Because the mission of the community is to “enjoin good and forbid evil” so that “there is no mischief and corruption” on earth, the doctrine of jihad is the logical outcome. For the early community it was a basic religious concept.

The lesser jihad, or holy striving, means an active struggle using armed force whenever necessary. Visit website TheMuslimPath

The object of such striving is not the conversion of individuals to Islam but rather the gaining of political control over the collective affairs of societies to run them in accordance with the principles of Islam. Individual conversions occur as a by-product of this process when the power structure passes into the hands of the Muslim community.

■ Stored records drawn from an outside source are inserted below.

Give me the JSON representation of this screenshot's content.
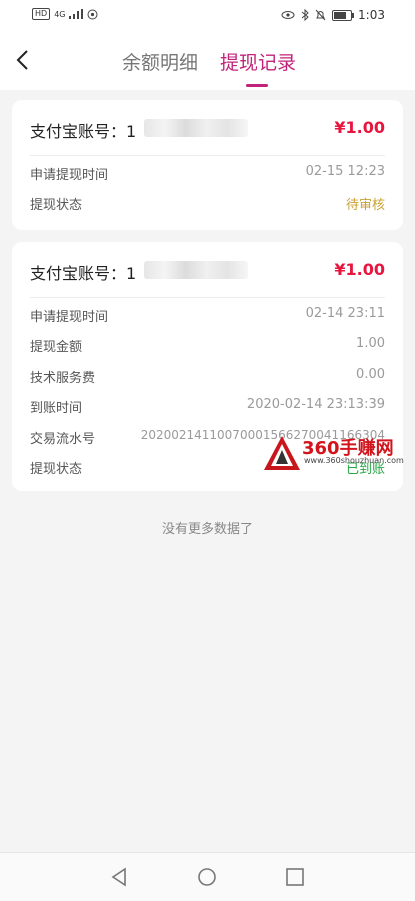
{
  "statusbar": {
    "network_chip": "HD",
    "signal_label": "4G",
    "time": "1:03"
  },
  "header": {
    "tab_balance": "余额明细",
    "tab_withdraw": "提现记录"
  },
  "records": [
    {
      "account_label": "支付宝账号：",
      "account_prefix": "1",
      "amount": "¥1.00",
      "rows": [
        {
          "key": "申请提现时间",
          "value": "02-15 12:23"
        },
        {
          "key": "提现状态",
          "value": "待审核"
        }
      ]
    },
    {
      "account_label": "支付宝账号：",
      "account_prefix": "1",
      "amount": "¥1.00",
      "rows": [
        {
          "key": "申请提现时间",
          "value": "02-14 23:11"
        },
        {
          "key": "提现金额",
          "value": "1.00"
        },
        {
          "key": "技术服务费",
          "value": "0.00"
        },
        {
          "key": "到账时间",
          "value": "2020-02-14 23:13:39"
        },
        {
          "key": "交易流水号",
          "value": "20200214110070001566270041166304"
        },
        {
          "key": "提现状态",
          "value": "已到账"
        }
      ]
    }
  ],
  "footer_text": "没有更多数据了",
  "watermark": {
    "brand": "360手赚网",
    "url": "www.360shouzhuan.com"
  },
  "colors": {
    "accent": "#c2237a",
    "amount": "#e8163e",
    "pending": "#c9a233",
    "arrived": "#27a745"
  }
}
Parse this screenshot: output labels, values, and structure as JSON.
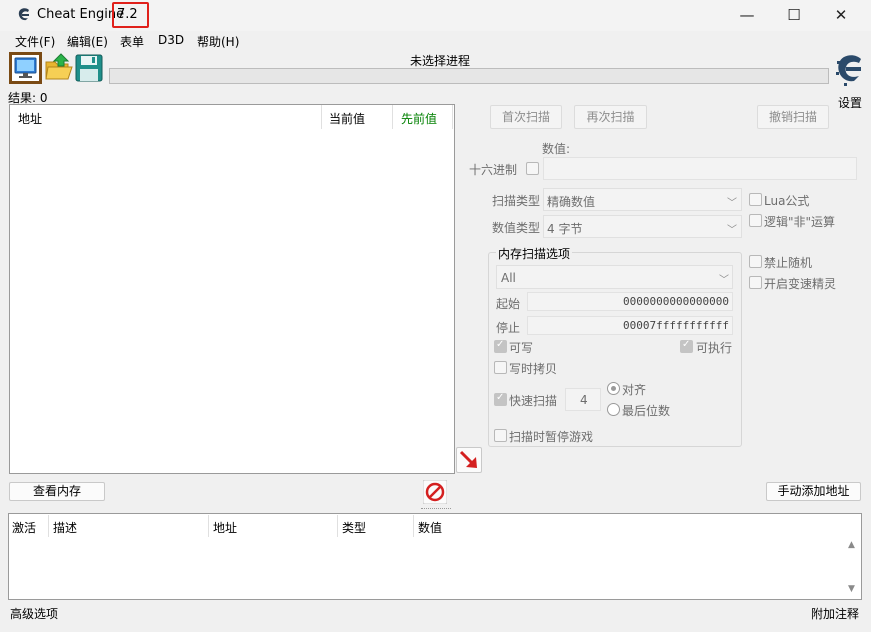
{
  "window": {
    "app_title": "Cheat Engine",
    "version": "7.2",
    "minimize_glyph": "—",
    "maximize_glyph": "☐",
    "close_glyph": "✕"
  },
  "menu": {
    "items": [
      {
        "label": "文件(F)"
      },
      {
        "label": "编辑(E)"
      },
      {
        "label": "表单"
      },
      {
        "label": "D3D"
      },
      {
        "label": "帮助(H)"
      }
    ]
  },
  "toolbar": {
    "process_title": "未选择进程",
    "settings_label": "设置",
    "icons": [
      "select-process-icon",
      "open-file-icon",
      "save-icon",
      "cheat-engine-logo"
    ]
  },
  "results": {
    "label": "结果: 0",
    "columns": [
      {
        "label": "地址"
      },
      {
        "label": "当前值"
      },
      {
        "label": "先前值"
      }
    ],
    "previous_color": "#008000"
  },
  "scan": {
    "first_scan": "首次扫描",
    "next_scan": "再次扫描",
    "undo_scan": "撤销扫描",
    "value_label": "数值:",
    "hex_label": "十六进制",
    "value_input": "",
    "scan_type_label": "扫描类型",
    "scan_type_value": "精确数值",
    "value_type_label": "数值类型",
    "value_type_value": "4 字节",
    "lua_formula": "Lua公式",
    "logical_not": "逻辑\"非\"运算",
    "memory_group": {
      "title": "内存扫描选项",
      "region": "All",
      "start_label": "起始",
      "start_value": "0000000000000000",
      "stop_label": "停止",
      "stop_value": "00007fffffffffff",
      "writable": "可写",
      "executable": "可执行",
      "copy_on_write": "写时拷贝",
      "fast_scan": "快速扫描",
      "fast_scan_value": "4",
      "align": "对齐",
      "last_digits": "最后位数",
      "pause_game": "扫描时暂停游戏"
    },
    "disable_random": "禁止随机",
    "speedhack": "开启变速精灵"
  },
  "bottom": {
    "view_memory": "查看内存",
    "add_address_manually": "手动添加地址",
    "columns": [
      {
        "label": "激活"
      },
      {
        "label": "描述"
      },
      {
        "label": "地址"
      },
      {
        "label": "类型"
      },
      {
        "label": "数值"
      }
    ]
  },
  "status": {
    "advanced_options": "高级选项",
    "table_extras": "附加注释"
  },
  "colors": {
    "version_highlight": "#e0201a",
    "process_button_border": "#7a4a14",
    "add_arrow": "#d42020",
    "stop_icon": "#d42020"
  }
}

In fact, according to strict Muslim doctrine, conversions “by force” are forbidden, because after the revelation of the Qurʾān “good and evil have become distinct,” so that one may follow whichever one may prefer (Qurʾān), and it is also strictly prohibited to wage wars for the sake of acquiring worldly glory, power, and rule. With the establishment of the Muslim empire, however, the doctrine of the lesser jihad was modified by the leaders of the community.

Their main concern had become the consolidation of the empire and its administration, and thus they interpreted the teaching in a defensive rather than in an expansive sense.

The Khārijite sect, which held that “decision belongs to God alone,” insisted on continuous and relentless jihad, but its followers were virtually destroyed during the internecine wars in the 8th century.